* REQUIRED WORK: Select all lines in the records that include "File".

* DATA SECTION:
⟨

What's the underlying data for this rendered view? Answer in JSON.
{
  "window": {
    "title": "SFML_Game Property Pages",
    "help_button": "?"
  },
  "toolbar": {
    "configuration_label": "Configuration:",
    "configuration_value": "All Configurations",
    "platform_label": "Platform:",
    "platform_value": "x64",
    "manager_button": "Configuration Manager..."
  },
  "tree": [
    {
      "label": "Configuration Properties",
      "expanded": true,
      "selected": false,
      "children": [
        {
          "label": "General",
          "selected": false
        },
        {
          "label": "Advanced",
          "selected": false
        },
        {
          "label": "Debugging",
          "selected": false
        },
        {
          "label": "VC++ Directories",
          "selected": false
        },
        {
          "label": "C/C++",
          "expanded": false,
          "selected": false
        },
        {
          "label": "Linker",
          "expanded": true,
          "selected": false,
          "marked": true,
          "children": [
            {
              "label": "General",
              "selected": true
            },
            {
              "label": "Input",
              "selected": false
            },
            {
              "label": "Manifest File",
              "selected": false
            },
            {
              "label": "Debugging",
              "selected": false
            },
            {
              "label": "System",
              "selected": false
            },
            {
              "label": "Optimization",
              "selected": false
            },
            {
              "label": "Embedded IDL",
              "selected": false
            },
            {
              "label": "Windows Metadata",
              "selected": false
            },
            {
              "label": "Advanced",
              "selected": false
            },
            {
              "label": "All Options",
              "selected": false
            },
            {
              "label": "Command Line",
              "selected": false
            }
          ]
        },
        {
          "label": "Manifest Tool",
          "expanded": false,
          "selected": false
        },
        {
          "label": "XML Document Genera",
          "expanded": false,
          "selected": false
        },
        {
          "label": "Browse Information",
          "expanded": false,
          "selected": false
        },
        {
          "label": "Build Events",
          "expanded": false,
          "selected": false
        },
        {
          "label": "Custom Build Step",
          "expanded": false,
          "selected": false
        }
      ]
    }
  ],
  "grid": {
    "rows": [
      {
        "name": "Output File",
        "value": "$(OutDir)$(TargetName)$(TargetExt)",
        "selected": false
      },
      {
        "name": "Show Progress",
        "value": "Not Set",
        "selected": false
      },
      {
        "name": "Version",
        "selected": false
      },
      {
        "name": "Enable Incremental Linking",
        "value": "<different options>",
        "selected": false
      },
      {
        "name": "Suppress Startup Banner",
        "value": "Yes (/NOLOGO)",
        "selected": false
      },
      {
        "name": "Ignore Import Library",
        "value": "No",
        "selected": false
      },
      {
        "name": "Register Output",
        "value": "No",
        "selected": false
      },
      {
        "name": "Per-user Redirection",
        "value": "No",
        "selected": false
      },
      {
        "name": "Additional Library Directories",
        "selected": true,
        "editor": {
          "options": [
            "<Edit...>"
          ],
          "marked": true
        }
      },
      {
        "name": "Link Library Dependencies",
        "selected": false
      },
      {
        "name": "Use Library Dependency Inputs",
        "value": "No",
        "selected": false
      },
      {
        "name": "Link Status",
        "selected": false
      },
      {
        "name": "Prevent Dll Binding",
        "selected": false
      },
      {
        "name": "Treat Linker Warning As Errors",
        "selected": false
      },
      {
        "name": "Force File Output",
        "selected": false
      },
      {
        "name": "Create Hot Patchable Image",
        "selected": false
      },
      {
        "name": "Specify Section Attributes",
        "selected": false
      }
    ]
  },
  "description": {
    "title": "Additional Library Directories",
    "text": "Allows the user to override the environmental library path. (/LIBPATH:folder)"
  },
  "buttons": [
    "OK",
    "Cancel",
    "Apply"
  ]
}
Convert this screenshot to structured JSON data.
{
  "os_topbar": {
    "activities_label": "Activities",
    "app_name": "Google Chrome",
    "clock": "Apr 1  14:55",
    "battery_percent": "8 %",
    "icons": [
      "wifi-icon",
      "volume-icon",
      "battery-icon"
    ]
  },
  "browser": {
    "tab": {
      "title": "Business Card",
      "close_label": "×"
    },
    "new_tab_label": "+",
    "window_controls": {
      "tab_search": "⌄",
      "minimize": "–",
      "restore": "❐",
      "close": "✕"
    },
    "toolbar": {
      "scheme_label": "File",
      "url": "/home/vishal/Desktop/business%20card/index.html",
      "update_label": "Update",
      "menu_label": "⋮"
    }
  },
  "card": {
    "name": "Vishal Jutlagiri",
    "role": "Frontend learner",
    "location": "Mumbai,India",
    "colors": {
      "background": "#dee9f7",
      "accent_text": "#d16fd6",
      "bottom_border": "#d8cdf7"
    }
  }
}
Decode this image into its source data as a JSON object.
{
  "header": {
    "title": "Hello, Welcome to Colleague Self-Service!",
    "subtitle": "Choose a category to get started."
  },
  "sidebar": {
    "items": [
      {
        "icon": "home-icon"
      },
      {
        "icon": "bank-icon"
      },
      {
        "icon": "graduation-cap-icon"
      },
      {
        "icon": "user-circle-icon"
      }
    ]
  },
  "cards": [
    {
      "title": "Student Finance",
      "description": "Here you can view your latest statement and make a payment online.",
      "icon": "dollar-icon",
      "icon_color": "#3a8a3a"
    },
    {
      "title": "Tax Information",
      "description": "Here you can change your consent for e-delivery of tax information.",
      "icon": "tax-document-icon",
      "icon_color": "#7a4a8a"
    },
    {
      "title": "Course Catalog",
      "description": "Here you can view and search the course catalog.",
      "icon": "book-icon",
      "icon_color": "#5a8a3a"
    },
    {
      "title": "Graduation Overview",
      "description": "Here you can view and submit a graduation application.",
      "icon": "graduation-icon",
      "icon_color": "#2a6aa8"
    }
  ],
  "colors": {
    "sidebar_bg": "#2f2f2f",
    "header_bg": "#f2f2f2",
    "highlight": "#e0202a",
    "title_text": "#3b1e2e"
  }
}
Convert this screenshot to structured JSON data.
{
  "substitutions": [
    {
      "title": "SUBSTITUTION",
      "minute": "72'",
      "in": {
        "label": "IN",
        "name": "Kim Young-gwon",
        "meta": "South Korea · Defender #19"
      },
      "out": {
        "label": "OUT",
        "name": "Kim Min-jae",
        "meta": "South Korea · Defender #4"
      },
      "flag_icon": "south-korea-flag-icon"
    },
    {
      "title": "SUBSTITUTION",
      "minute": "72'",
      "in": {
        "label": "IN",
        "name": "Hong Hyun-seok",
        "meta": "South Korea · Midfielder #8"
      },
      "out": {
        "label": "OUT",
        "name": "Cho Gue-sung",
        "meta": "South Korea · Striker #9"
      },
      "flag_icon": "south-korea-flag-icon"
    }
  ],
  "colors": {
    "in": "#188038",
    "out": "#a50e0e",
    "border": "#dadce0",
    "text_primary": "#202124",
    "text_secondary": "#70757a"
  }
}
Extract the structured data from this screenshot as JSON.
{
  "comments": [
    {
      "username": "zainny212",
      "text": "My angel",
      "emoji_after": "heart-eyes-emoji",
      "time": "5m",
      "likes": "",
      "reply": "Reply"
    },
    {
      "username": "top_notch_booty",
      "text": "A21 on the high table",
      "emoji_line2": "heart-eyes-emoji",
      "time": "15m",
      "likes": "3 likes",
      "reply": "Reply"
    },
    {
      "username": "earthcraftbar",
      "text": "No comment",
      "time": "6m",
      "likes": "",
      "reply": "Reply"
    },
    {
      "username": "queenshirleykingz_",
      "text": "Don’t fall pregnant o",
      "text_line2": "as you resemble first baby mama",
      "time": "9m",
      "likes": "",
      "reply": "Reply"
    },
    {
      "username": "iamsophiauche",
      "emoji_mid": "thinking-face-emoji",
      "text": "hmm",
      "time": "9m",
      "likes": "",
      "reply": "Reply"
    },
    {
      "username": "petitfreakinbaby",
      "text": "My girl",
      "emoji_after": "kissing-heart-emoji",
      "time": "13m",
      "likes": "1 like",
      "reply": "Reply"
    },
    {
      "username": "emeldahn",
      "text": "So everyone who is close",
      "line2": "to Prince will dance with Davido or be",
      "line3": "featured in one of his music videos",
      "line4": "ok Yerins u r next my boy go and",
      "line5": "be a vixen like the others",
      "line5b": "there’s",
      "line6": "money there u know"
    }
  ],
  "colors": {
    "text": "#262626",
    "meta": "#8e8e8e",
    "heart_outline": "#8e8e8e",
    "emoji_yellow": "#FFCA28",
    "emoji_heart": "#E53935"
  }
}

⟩

* YOUR SOLUTION:
              "label": "Manifest File",
        "name": "Output File",
        "name": "Force File Output",
      "scheme_label": "File",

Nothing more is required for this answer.